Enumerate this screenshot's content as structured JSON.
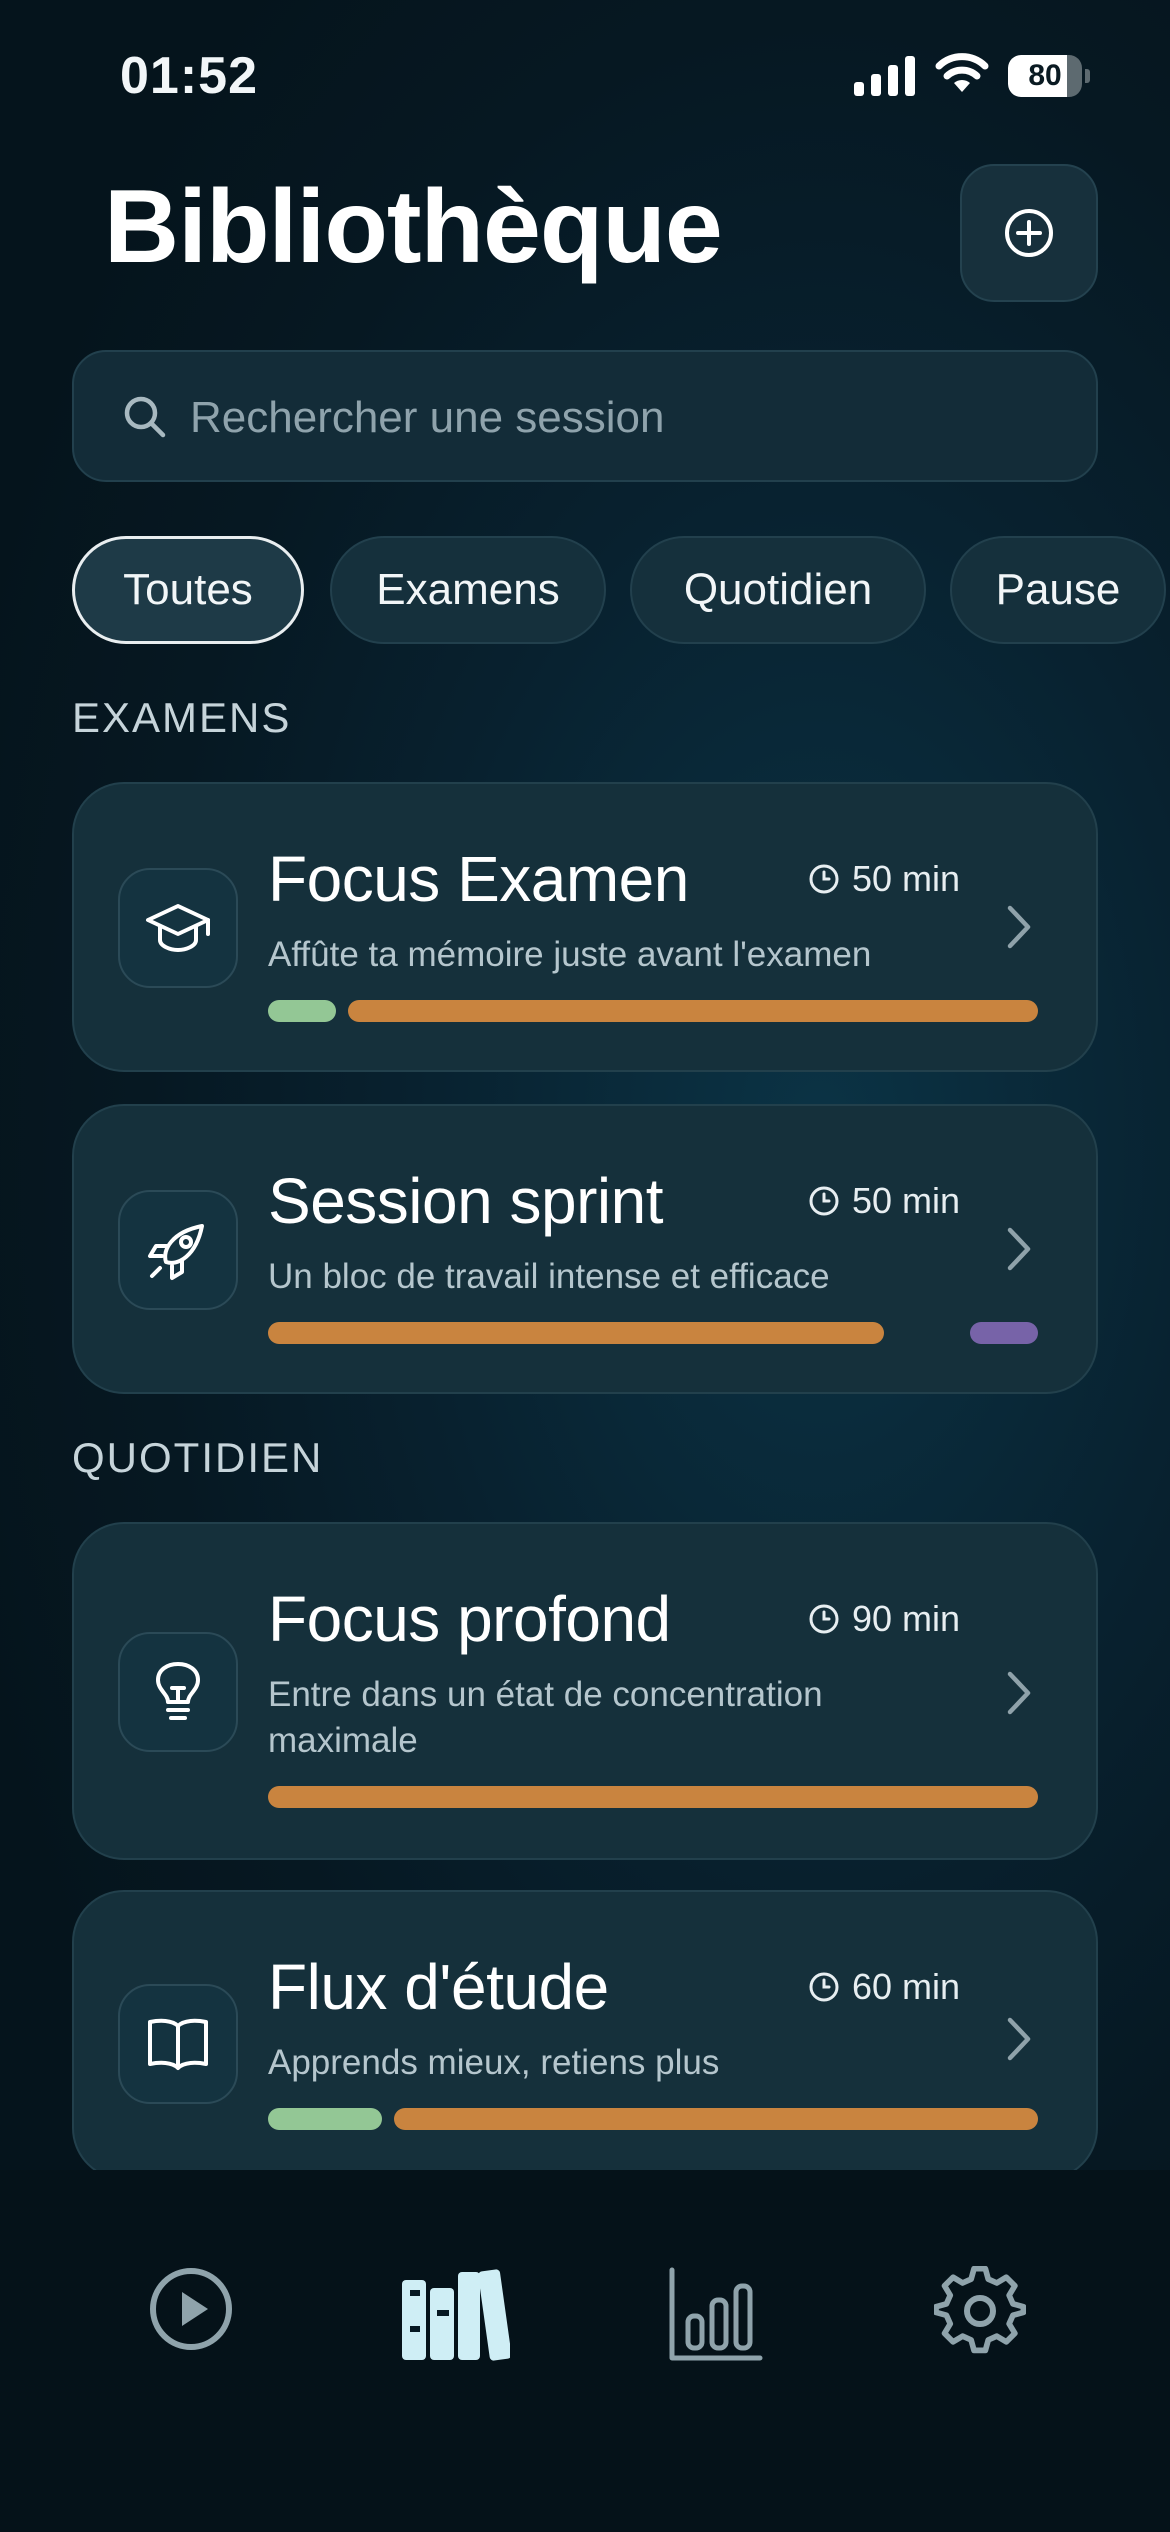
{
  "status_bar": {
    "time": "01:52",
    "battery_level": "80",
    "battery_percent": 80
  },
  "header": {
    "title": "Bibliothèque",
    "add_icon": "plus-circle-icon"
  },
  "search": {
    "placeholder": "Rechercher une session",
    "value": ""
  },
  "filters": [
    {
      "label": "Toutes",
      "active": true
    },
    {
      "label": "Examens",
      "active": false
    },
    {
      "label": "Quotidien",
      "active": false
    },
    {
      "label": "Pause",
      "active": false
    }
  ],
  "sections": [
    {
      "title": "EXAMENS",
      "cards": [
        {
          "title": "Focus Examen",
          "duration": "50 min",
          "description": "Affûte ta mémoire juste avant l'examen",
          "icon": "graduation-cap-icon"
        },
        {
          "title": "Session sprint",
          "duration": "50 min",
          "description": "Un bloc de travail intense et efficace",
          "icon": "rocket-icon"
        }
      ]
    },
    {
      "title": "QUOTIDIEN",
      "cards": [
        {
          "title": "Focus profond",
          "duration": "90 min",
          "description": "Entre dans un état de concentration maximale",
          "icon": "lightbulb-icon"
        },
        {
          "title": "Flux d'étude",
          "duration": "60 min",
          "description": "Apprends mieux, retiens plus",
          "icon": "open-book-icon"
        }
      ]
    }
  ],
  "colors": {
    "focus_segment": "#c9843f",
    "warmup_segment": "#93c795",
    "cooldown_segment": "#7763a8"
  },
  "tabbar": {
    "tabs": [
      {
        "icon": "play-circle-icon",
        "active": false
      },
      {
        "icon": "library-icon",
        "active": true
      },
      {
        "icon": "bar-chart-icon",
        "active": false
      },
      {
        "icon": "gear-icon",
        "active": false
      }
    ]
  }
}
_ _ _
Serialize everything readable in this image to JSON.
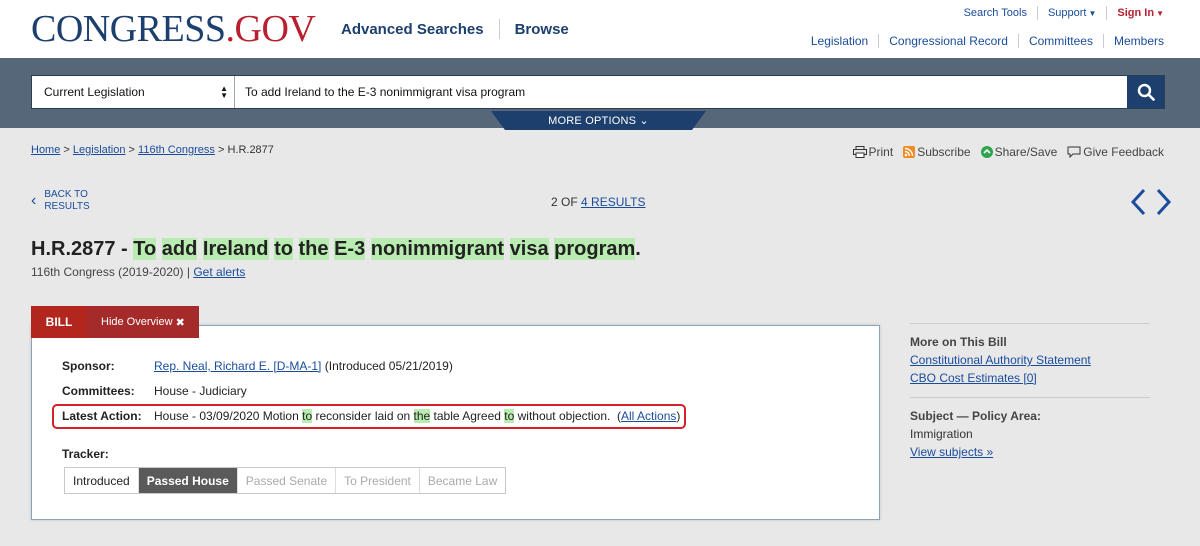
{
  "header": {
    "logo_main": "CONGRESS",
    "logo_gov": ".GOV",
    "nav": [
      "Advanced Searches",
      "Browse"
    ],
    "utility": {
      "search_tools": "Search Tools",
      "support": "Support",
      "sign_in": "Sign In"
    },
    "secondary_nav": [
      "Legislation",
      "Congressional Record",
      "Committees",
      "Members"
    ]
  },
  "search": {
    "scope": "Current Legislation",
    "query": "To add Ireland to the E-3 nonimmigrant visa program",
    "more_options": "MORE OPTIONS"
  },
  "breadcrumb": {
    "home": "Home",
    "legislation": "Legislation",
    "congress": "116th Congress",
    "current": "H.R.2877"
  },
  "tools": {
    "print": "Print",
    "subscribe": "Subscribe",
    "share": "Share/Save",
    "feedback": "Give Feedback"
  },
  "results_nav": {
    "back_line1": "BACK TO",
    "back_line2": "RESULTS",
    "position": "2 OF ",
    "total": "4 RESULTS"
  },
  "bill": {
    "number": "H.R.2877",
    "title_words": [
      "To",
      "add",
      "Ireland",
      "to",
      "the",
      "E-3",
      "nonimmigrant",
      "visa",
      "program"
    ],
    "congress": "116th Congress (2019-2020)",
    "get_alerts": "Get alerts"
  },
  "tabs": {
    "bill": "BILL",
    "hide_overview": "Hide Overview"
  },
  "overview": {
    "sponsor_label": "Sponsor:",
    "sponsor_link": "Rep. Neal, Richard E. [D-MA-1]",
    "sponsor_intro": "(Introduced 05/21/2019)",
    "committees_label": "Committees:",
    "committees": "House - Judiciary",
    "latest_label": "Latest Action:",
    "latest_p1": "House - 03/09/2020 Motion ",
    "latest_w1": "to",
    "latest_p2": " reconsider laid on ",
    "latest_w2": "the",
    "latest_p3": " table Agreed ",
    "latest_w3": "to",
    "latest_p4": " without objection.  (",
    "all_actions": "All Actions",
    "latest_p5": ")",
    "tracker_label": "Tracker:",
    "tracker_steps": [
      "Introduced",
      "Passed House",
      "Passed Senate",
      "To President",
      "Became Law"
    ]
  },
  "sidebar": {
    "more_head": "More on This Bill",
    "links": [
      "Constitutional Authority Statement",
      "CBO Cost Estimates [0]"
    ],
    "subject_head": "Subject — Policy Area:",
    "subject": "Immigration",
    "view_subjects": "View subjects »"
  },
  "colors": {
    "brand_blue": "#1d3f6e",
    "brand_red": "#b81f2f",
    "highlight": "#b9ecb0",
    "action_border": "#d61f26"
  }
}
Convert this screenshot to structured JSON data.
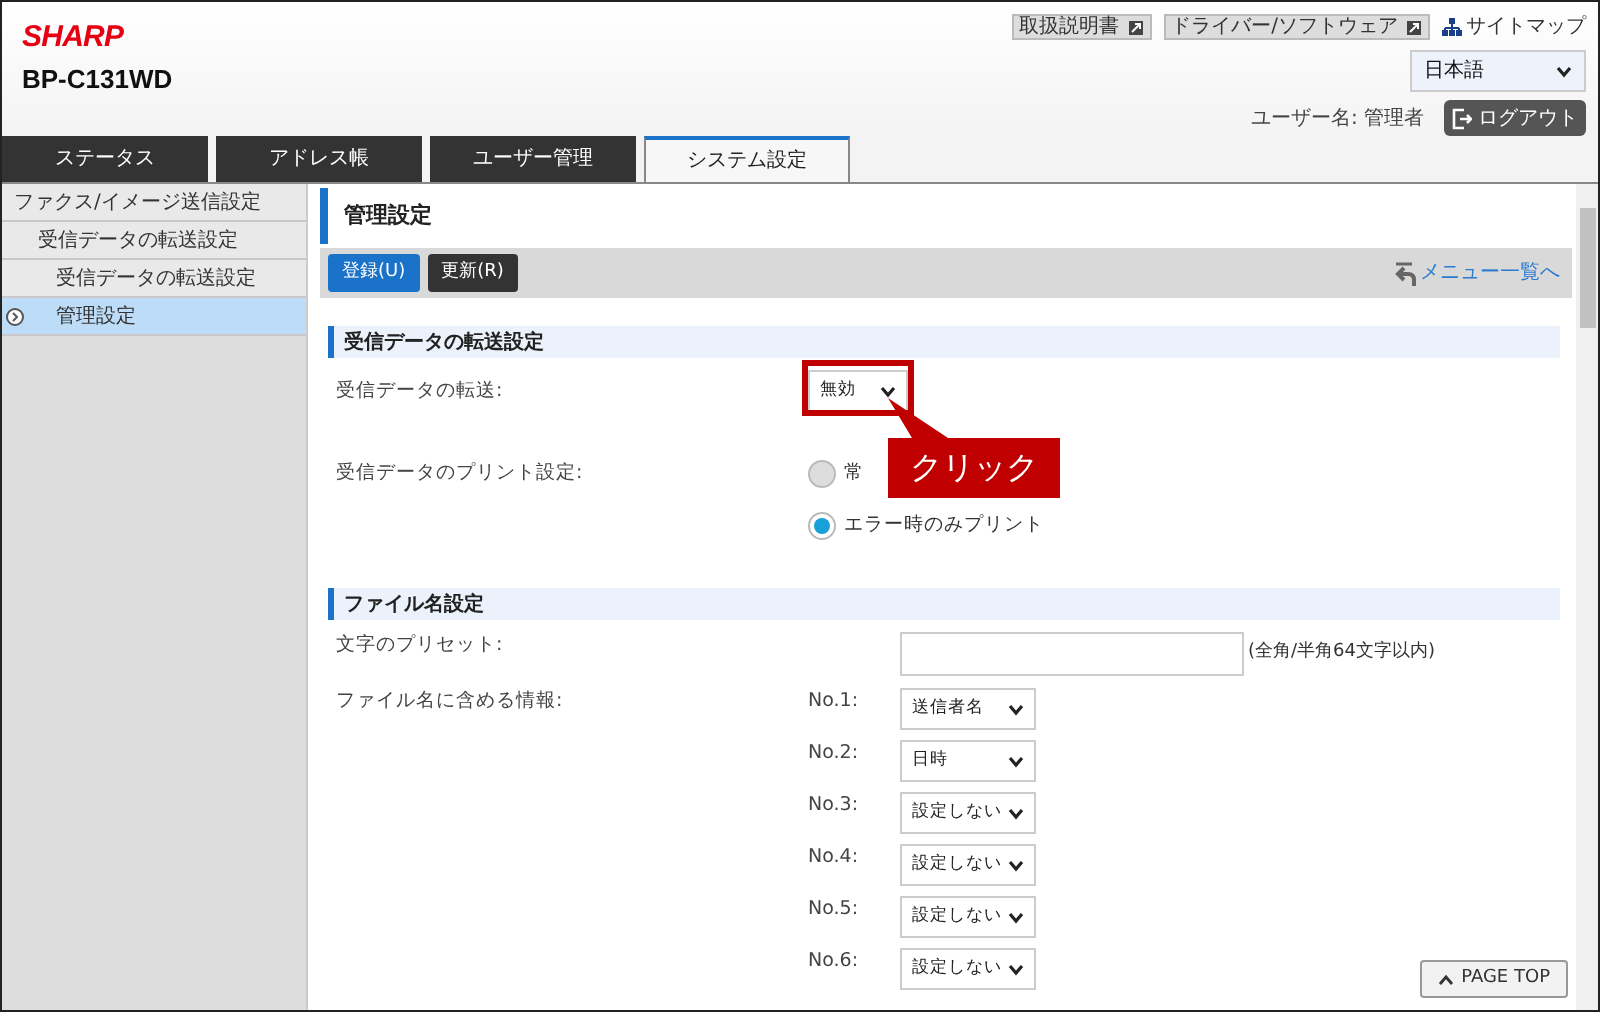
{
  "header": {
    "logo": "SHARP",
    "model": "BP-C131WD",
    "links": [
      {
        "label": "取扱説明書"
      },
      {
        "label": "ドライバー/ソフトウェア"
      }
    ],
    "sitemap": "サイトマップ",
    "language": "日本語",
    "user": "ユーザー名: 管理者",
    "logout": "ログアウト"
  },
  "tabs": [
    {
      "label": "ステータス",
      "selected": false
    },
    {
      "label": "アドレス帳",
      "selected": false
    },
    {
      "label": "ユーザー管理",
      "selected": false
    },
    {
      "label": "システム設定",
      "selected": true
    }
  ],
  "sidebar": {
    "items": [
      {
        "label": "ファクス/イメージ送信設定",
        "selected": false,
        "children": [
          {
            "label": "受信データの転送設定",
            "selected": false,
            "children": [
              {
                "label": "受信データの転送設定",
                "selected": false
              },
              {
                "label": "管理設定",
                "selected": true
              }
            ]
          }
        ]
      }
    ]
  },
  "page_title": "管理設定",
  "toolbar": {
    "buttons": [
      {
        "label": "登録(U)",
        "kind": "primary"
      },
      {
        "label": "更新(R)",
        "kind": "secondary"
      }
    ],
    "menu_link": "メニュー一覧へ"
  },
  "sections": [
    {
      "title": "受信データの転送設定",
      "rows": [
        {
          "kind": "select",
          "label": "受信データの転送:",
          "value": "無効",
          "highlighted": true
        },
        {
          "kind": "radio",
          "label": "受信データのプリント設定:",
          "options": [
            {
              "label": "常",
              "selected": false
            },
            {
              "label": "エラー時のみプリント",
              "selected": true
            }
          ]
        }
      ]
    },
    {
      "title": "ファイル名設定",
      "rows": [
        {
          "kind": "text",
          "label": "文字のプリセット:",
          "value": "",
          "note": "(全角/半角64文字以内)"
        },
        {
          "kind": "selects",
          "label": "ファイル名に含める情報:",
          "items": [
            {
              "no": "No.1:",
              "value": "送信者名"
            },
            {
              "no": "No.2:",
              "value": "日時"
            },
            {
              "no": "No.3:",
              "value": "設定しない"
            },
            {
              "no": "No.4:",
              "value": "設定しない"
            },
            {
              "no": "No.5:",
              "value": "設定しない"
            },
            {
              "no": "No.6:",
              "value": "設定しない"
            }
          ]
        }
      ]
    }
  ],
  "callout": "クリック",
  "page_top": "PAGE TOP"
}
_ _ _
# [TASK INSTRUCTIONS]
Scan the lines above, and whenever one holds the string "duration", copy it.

# [RESULT FOR THIS TASK]
          "duration": "50 min",
          "duration": "50 min",
          "duration": "90 min",
          "duration": "60 min",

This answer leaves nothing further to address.